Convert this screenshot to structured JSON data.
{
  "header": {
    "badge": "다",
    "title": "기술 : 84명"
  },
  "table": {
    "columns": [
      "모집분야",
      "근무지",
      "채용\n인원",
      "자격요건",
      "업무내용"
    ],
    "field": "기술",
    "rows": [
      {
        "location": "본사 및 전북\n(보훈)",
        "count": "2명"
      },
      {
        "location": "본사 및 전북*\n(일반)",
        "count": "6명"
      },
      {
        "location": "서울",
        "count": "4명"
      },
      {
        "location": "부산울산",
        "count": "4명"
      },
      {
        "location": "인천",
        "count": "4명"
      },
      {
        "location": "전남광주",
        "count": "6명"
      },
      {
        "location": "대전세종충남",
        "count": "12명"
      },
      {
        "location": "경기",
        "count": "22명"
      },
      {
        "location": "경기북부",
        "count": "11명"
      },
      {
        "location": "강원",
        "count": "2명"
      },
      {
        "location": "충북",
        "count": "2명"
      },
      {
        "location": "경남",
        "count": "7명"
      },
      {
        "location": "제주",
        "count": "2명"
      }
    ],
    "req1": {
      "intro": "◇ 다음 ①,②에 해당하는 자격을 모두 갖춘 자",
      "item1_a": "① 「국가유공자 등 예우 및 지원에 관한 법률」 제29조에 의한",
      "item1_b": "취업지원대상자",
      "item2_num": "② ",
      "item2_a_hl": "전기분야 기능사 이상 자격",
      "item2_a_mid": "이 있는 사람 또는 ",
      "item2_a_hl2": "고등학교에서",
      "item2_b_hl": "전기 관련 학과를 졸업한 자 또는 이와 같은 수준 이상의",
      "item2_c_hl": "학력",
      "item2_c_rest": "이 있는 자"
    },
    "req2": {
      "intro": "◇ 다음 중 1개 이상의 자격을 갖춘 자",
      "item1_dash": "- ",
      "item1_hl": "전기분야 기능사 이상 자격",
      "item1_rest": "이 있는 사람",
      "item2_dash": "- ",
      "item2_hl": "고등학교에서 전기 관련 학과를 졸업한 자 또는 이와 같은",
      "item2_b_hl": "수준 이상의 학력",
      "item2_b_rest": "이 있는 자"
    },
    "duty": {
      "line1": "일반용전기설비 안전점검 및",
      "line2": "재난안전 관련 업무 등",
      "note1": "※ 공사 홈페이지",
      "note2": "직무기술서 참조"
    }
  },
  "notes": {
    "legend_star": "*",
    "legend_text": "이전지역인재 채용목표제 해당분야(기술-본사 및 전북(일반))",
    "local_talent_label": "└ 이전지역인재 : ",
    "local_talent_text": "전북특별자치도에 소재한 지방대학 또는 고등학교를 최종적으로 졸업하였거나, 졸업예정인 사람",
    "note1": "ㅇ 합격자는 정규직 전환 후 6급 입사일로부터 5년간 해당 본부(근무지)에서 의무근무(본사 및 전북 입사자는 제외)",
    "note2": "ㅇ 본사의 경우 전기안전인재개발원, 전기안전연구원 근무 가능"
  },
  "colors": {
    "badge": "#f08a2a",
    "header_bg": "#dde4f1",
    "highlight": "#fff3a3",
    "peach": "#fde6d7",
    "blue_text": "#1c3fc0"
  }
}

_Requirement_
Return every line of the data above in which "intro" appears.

_Response area_
      "intro": "◇ 다음 ①,②에 해당하는 자격을 모두 갖춘 자",
      "intro": "◇ 다음 중 1개 이상의 자격을 갖춘 자",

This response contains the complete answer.